I make it a rule that whenever I find evidence of my family's involvement with enslaved ancestors, I have a duty to make the evidence publicly available. No matter if it is a diary entry, a letter, an inventory or other type of record. It goes up here at this blog or some other platform so that it is freely accessible for research. This is not an act of contrition for my family's past.  It's just the right thing to do.

Acknowledging all of my family's past means acknowledging the racism, the bigotry, and the misdeeds and well as the accomplishments and the good. It also means I have to examine the "how and why" of my family behaving the way it did and the use of certain terms.

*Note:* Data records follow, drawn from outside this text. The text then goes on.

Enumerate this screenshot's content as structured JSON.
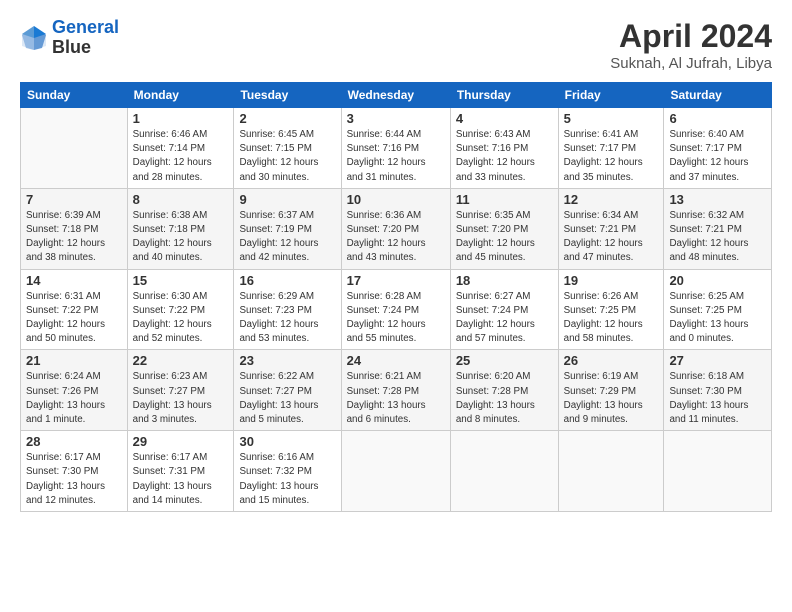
{
  "header": {
    "logo_line1": "General",
    "logo_line2": "Blue",
    "month_year": "April 2024",
    "location": "Suknah, Al Jufrah, Libya"
  },
  "weekdays": [
    "Sunday",
    "Monday",
    "Tuesday",
    "Wednesday",
    "Thursday",
    "Friday",
    "Saturday"
  ],
  "weeks": [
    [
      {
        "day": "",
        "info": ""
      },
      {
        "day": "1",
        "info": "Sunrise: 6:46 AM\nSunset: 7:14 PM\nDaylight: 12 hours\nand 28 minutes."
      },
      {
        "day": "2",
        "info": "Sunrise: 6:45 AM\nSunset: 7:15 PM\nDaylight: 12 hours\nand 30 minutes."
      },
      {
        "day": "3",
        "info": "Sunrise: 6:44 AM\nSunset: 7:16 PM\nDaylight: 12 hours\nand 31 minutes."
      },
      {
        "day": "4",
        "info": "Sunrise: 6:43 AM\nSunset: 7:16 PM\nDaylight: 12 hours\nand 33 minutes."
      },
      {
        "day": "5",
        "info": "Sunrise: 6:41 AM\nSunset: 7:17 PM\nDaylight: 12 hours\nand 35 minutes."
      },
      {
        "day": "6",
        "info": "Sunrise: 6:40 AM\nSunset: 7:17 PM\nDaylight: 12 hours\nand 37 minutes."
      }
    ],
    [
      {
        "day": "7",
        "info": "Sunrise: 6:39 AM\nSunset: 7:18 PM\nDaylight: 12 hours\nand 38 minutes."
      },
      {
        "day": "8",
        "info": "Sunrise: 6:38 AM\nSunset: 7:18 PM\nDaylight: 12 hours\nand 40 minutes."
      },
      {
        "day": "9",
        "info": "Sunrise: 6:37 AM\nSunset: 7:19 PM\nDaylight: 12 hours\nand 42 minutes."
      },
      {
        "day": "10",
        "info": "Sunrise: 6:36 AM\nSunset: 7:20 PM\nDaylight: 12 hours\nand 43 minutes."
      },
      {
        "day": "11",
        "info": "Sunrise: 6:35 AM\nSunset: 7:20 PM\nDaylight: 12 hours\nand 45 minutes."
      },
      {
        "day": "12",
        "info": "Sunrise: 6:34 AM\nSunset: 7:21 PM\nDaylight: 12 hours\nand 47 minutes."
      },
      {
        "day": "13",
        "info": "Sunrise: 6:32 AM\nSunset: 7:21 PM\nDaylight: 12 hours\nand 48 minutes."
      }
    ],
    [
      {
        "day": "14",
        "info": "Sunrise: 6:31 AM\nSunset: 7:22 PM\nDaylight: 12 hours\nand 50 minutes."
      },
      {
        "day": "15",
        "info": "Sunrise: 6:30 AM\nSunset: 7:22 PM\nDaylight: 12 hours\nand 52 minutes."
      },
      {
        "day": "16",
        "info": "Sunrise: 6:29 AM\nSunset: 7:23 PM\nDaylight: 12 hours\nand 53 minutes."
      },
      {
        "day": "17",
        "info": "Sunrise: 6:28 AM\nSunset: 7:24 PM\nDaylight: 12 hours\nand 55 minutes."
      },
      {
        "day": "18",
        "info": "Sunrise: 6:27 AM\nSunset: 7:24 PM\nDaylight: 12 hours\nand 57 minutes."
      },
      {
        "day": "19",
        "info": "Sunrise: 6:26 AM\nSunset: 7:25 PM\nDaylight: 12 hours\nand 58 minutes."
      },
      {
        "day": "20",
        "info": "Sunrise: 6:25 AM\nSunset: 7:25 PM\nDaylight: 13 hours\nand 0 minutes."
      }
    ],
    [
      {
        "day": "21",
        "info": "Sunrise: 6:24 AM\nSunset: 7:26 PM\nDaylight: 13 hours\nand 1 minute."
      },
      {
        "day": "22",
        "info": "Sunrise: 6:23 AM\nSunset: 7:27 PM\nDaylight: 13 hours\nand 3 minutes."
      },
      {
        "day": "23",
        "info": "Sunrise: 6:22 AM\nSunset: 7:27 PM\nDaylight: 13 hours\nand 5 minutes."
      },
      {
        "day": "24",
        "info": "Sunrise: 6:21 AM\nSunset: 7:28 PM\nDaylight: 13 hours\nand 6 minutes."
      },
      {
        "day": "25",
        "info": "Sunrise: 6:20 AM\nSunset: 7:28 PM\nDaylight: 13 hours\nand 8 minutes."
      },
      {
        "day": "26",
        "info": "Sunrise: 6:19 AM\nSunset: 7:29 PM\nDaylight: 13 hours\nand 9 minutes."
      },
      {
        "day": "27",
        "info": "Sunrise: 6:18 AM\nSunset: 7:30 PM\nDaylight: 13 hours\nand 11 minutes."
      }
    ],
    [
      {
        "day": "28",
        "info": "Sunrise: 6:17 AM\nSunset: 7:30 PM\nDaylight: 13 hours\nand 12 minutes."
      },
      {
        "day": "29",
        "info": "Sunrise: 6:17 AM\nSunset: 7:31 PM\nDaylight: 13 hours\nand 14 minutes."
      },
      {
        "day": "30",
        "info": "Sunrise: 6:16 AM\nSunset: 7:32 PM\nDaylight: 13 hours\nand 15 minutes."
      },
      {
        "day": "",
        "info": ""
      },
      {
        "day": "",
        "info": ""
      },
      {
        "day": "",
        "info": ""
      },
      {
        "day": "",
        "info": ""
      }
    ]
  ]
}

And, of course, to do so without the influence of "presentism." I need to understand the times and context in which these actions took place; doing so does not excuse them, it helps to understand them.

Where Paula Deen Went Wrong

From my perspective, as it is in most cases when a celebrity has lots of "yes" people and handlers around them, Deen came across as needing to control the situation and as just plain insincere.  I've always felt that Paula was "phoney baloney" by the way, and that her "├╝ber-Southern" schtick was an act. She cancelled a live television interview with the Today show where she could have had a sincere heart-to-heart with Matt Lauer and the public about her own use of racist words. Instead she opted for a choreographed video with many edits which is obvious from watching the clip. If you are really committed to understanding your mistakes and a hurtful past, then you don't need a big production filled with edits to make a five sentence statement.

I also don't buy the fact that Paula Deen made these prior statements because she is an "old Southern white woman." As you can see above, there is plenty of racism above the Mason-Dixon line and the South doesn't have a lock on bigotry.

Paula Deen had an opportunity here in coming clean and she took what she felt was the safe road. Coming to grips with your family's racist past is never an easy route nor is acknowledging your own racism and bigotry. But by forcing yourself to examine how you and your ancestors treated other ethnic groups, you can break with any past practices and leave a new legacy for your children, grandchildren and future generations. This is what I see as the therapeutic value of genealogy and family history.

Image: Runaway Slave Advertisement, New York, 1774, via Wikimedia Commons.

© 2013, copyright Thomas MacEntee

3 comments:

Kathy Reed said...

I am so in agreement will all that you have to say here. I, too, was sure that there was no such history in my family until I found a deed that had the price paid for a house. Part of the payment was a Negro boy named Harry. And as you said, in no way did the problem stop at the Mason-Dixon border. Just read Kristin Williams blog Finding Eliza and see what happened in Detroit! I am also not naive about what took place in my beloved city, Cincinnati.

Craig Manson said...

Thomas, you have written the most cogent commentary that I've seen on the whole affair. Thank you.

Marcie Garnett said...

Thank you, Thomas, for such an honest, well-written post. By the way, your mother sounds just like mine--determined that the nonsense would stop with her children. We were so fortunate to have these wonderful ladies raise us.